By Alex Bell
Ian Jack’s profile of Nicola Sturgeon in the Guardian said her 2012 speech in Glasgow can be seen as ‘significant, and in hindsight even more so’ for explaining the politics of the SNP leader. As the creator of that speech I have some insight into her popularity and find the current reading of Scotland’s First Minister woefully off the mark.
The 2012 speech uses Sir Neil McCormick’s distinction between existential and utilitarian nationalists – the first believe in an independent Scotland no matter, the second that political control is allied to social change. I wrote that utilitarian nationalism was the aim of the SNP, and that the social conditions of Scotland were the battleground for the referendum.
A young girl called Kirsty was invoked as a symbol of what growing up in Scotland was like, and what it could be like. It continued a theme begun in Salmond’s spring conference speech of 2011, which referenced Thomas Muir, and the phrase ‘progressive beacon’ inserted into his speech of early 2012.
Jack is probably right that Nicola’s speech would go on to shape the Yes campaign and much of the current progressive surge in Scotland. The address to an audience in Strathclyde University worked because it was true. True to the person – Nicola Sturgeon is not faking her commitment to equality and change. True to the nation – Scots want change, but in the interests of social justice before arcane constitutional matters. True to the moment – British politics had lost its sense purpose, and here was a cause worth fighting for. These things remain true.
Despite John Major saying Nicola is a socialist while the Labour party say she’s faking it, she is finding her way as a progressive leader of an evolving party. Of course there are contradictions at the moment – tax freezes in Scotland while services are cut – but her intentions are sincere. It is true that Scots likes the idea of a fair society, even if they hold views on immigration or tax virtually identical to those elsewhere in the UK. We are way more comfortable with the SNP under Nicola than her predecessor because we feel the familiarity of old and just causes. As her popularity across the UK has shown, there remains a gap of leadership in UK politics. After five years of being prime minister, it is still possible to ask why Cameron wanted the job. While Ed Miliband has had a good election, it is legitimate to despair at his lack of oomph.
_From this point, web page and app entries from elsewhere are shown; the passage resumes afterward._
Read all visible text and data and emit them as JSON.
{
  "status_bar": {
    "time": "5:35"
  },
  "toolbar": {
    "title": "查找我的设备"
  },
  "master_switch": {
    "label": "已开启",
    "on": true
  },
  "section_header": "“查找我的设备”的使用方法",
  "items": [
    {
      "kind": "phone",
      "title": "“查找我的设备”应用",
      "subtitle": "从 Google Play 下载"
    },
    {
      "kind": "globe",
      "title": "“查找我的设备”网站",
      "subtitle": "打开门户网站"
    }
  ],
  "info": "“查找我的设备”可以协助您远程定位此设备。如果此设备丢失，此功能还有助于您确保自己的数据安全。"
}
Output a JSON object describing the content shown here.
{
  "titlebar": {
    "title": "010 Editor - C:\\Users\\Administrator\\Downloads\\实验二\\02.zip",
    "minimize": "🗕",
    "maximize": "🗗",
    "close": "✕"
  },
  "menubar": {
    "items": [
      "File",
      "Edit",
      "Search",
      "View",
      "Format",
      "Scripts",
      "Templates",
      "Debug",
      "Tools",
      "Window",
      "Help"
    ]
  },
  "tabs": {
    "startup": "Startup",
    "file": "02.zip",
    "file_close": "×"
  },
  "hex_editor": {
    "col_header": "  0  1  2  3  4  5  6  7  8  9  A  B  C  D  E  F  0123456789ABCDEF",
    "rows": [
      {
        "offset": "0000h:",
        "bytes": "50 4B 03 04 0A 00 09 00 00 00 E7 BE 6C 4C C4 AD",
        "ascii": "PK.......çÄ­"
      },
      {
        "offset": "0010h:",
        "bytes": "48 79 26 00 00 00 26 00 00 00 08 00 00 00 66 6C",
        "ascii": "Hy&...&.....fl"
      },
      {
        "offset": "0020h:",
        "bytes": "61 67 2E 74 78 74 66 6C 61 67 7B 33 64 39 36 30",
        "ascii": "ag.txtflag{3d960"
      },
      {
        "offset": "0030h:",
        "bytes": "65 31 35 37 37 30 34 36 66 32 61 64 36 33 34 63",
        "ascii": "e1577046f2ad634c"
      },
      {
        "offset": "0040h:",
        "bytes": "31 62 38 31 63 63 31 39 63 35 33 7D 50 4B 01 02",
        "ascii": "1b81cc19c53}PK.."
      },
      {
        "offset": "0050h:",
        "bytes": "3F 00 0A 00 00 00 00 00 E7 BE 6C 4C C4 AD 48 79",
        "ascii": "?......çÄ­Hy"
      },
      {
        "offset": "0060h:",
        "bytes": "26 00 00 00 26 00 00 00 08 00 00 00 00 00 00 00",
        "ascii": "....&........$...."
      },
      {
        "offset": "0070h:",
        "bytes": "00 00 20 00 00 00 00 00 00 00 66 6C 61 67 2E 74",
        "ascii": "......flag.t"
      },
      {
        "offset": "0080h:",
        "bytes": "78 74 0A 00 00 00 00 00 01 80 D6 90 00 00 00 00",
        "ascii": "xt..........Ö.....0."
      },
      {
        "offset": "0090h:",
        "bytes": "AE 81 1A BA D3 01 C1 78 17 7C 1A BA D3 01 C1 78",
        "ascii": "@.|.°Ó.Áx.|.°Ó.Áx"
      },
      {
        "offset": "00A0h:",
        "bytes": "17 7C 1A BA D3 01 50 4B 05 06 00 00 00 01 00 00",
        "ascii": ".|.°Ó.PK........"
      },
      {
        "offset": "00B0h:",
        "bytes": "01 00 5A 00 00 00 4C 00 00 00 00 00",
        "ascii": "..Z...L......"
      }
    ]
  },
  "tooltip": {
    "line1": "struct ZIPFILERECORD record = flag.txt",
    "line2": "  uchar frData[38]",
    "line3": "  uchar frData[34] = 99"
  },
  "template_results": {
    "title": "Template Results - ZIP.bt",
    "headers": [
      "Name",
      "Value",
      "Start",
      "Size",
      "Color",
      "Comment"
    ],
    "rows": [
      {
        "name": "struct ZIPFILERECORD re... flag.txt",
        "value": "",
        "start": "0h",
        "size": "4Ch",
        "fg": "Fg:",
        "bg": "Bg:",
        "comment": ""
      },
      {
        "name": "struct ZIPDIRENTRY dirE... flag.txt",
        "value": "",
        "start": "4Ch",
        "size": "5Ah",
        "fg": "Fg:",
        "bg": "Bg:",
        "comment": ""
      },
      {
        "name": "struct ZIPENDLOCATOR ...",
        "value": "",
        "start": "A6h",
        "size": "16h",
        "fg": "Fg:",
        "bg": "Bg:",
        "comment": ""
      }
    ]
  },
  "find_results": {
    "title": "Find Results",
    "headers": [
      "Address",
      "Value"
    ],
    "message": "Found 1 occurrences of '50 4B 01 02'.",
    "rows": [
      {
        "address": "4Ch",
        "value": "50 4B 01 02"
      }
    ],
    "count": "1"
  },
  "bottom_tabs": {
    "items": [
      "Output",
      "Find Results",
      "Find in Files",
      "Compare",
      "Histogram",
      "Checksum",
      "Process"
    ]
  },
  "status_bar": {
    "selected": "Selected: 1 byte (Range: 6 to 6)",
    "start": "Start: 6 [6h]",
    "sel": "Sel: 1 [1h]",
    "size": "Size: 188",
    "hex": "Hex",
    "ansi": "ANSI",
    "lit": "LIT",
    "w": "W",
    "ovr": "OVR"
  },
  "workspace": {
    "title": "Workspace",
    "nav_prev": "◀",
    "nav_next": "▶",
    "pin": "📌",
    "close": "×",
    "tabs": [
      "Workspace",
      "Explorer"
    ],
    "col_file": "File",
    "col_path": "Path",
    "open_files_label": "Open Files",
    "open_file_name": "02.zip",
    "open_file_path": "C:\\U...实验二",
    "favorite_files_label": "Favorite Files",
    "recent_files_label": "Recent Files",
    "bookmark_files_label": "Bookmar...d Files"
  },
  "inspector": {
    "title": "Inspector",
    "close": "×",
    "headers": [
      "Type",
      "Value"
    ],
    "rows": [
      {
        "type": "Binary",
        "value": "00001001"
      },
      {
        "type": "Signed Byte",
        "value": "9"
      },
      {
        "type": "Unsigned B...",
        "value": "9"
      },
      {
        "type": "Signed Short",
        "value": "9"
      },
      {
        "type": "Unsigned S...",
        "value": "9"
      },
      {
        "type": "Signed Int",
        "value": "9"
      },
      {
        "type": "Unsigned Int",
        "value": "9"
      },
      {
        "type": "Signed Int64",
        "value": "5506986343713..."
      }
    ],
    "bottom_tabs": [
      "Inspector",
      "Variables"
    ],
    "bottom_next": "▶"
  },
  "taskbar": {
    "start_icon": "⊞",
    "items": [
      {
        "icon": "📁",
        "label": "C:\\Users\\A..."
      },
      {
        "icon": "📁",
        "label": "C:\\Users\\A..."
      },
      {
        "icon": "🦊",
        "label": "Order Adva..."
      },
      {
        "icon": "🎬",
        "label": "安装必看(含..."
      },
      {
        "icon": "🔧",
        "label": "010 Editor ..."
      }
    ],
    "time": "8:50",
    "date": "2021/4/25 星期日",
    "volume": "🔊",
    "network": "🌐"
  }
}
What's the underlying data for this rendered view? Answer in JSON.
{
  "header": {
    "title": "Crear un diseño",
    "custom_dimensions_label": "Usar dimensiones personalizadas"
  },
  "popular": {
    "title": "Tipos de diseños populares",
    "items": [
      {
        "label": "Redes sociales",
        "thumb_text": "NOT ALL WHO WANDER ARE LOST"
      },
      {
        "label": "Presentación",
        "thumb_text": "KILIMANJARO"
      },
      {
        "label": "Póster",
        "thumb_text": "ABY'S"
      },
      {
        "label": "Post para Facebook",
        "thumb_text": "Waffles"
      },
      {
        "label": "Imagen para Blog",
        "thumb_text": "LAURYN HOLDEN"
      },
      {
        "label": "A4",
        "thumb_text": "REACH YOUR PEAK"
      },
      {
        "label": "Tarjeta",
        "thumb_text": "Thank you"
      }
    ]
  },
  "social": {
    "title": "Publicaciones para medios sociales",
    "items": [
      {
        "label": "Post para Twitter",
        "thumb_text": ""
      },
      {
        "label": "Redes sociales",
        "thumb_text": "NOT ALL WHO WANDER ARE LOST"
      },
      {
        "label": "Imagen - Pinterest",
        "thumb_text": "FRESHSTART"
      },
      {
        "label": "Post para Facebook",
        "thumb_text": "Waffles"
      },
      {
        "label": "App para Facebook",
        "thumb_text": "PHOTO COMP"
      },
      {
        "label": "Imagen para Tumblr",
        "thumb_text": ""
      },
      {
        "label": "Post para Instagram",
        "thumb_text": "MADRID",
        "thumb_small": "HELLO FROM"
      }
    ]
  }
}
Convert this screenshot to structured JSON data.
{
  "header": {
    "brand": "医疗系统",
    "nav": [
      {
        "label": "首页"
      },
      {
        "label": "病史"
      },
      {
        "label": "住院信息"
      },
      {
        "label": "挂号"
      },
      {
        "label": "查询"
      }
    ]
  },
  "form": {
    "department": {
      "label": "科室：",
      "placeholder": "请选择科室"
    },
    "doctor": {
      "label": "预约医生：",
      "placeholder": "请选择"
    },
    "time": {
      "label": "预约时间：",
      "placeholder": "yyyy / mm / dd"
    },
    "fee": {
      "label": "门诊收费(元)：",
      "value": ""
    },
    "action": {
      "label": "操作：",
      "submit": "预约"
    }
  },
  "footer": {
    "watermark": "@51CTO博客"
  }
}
The UK lacks a moral purpose, unsure of what the state is meant to do for its citizens and what the nation’s role is globally. Sturgeon cannot be accused of lacking purpose. The charge that she will be a chaotic force in Westminster does not have the ring of truth. Over eight years in office in Edinburgh she and her party have simply been interested in making things work. Far from being obsessed with the constitution they were devoted to the idea of competent government. Nor is it credible to suggest that new MPs will run riot. The evidence suggests they will do what they are told – the SNP has had an outright majority in Holyrood for four years and passed nothing of significance nor witnessed any maverick thinking. To the idea that the progressive surge and Nicola’s victory all amount to a second referendum seems the worst misreading of all. More likely is that she ditches a second referendum in the foreseeable future, and for that matter full fiscal autonomy. The fascinating story of this election is how the SNP is ‘Britishing’ itself, gently playing down the big constitutional stuff in favour of real power over the austerity agenda.
No doubt there are people in the party who see everything in terms of independence, but that’s not Nicola. There is a problem with this ‘progressive’ surge, namely the SNP is not a progressive party. Some see constitutional change as either a path to a small state or a means of conserving a late 20th view of society and economics. Both are profoundly conservative ideas. Thus Nicola’s biggest challenge is to revise the policy book while keeping the party united – not an easy task, but again she seems the woman for the job. Her second task is to find a solution to the financial hole in her plans. That may prove trickier. If, after an undecisive election result, your money is on the SNP refusing to play coalition games unless there is another referendum or at least full fiscal autonomy, then think again. Go back and read the 2012 speech – the strategy is to be kind, just and constructive. I’d say its working so far.